WHAT YOU WILL DO: Go through the listing and return every line with "変更を確認する" in it.

[[ MATERIAL FOR THE TASK, beginning ]]

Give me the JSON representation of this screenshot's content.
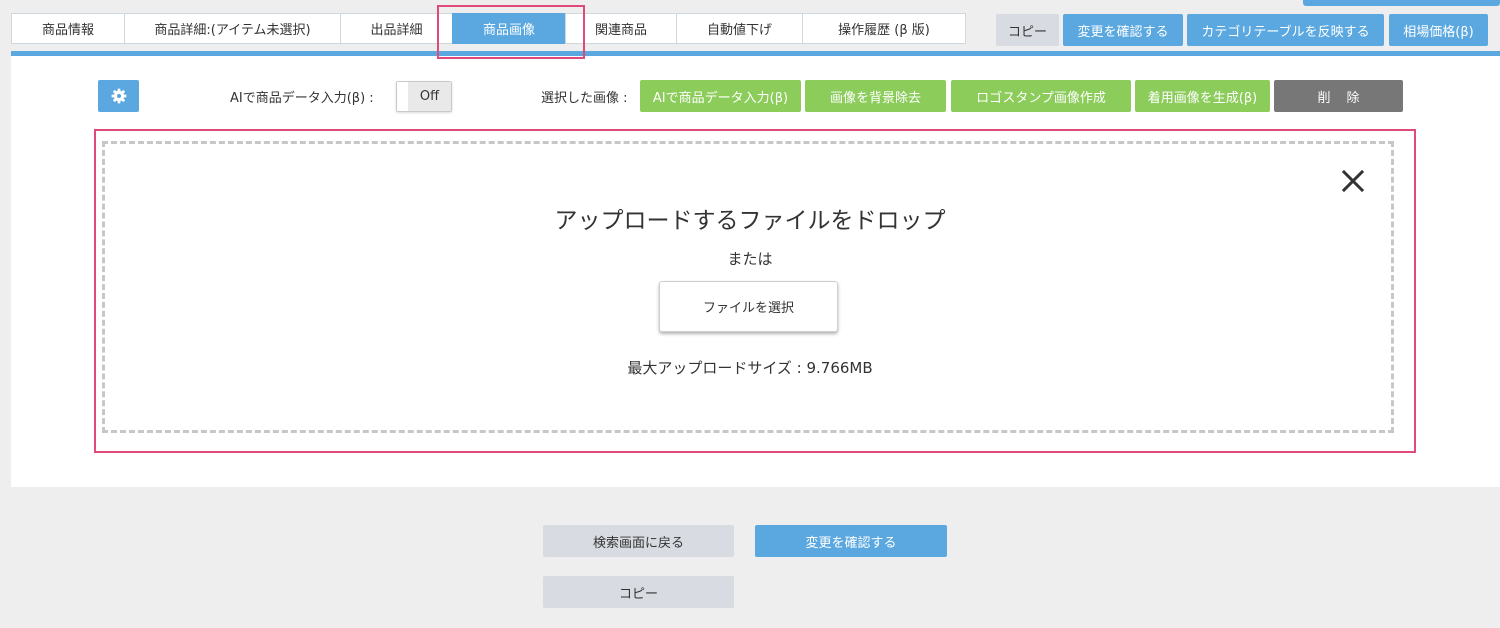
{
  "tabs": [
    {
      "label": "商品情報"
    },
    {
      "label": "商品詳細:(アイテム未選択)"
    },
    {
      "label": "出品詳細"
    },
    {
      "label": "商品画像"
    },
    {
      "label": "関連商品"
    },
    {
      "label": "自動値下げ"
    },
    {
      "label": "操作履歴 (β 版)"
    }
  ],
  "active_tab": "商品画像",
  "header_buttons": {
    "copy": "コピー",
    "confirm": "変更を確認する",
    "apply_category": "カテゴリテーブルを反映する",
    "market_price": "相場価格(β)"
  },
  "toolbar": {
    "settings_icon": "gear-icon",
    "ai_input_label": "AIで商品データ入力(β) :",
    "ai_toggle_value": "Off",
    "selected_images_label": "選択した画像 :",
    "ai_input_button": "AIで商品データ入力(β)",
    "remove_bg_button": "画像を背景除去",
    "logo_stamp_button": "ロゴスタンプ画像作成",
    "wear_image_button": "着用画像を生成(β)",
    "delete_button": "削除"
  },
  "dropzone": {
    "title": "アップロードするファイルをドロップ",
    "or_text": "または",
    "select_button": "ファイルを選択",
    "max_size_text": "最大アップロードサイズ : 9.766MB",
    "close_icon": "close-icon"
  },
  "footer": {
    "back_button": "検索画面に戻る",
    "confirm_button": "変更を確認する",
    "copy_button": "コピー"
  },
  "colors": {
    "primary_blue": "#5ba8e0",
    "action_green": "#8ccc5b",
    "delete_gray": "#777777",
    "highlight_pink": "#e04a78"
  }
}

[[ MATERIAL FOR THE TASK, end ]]

WRITTEN SOLUTION:
    "confirm": "変更を確認する",
    "confirm_button": "変更を確認する",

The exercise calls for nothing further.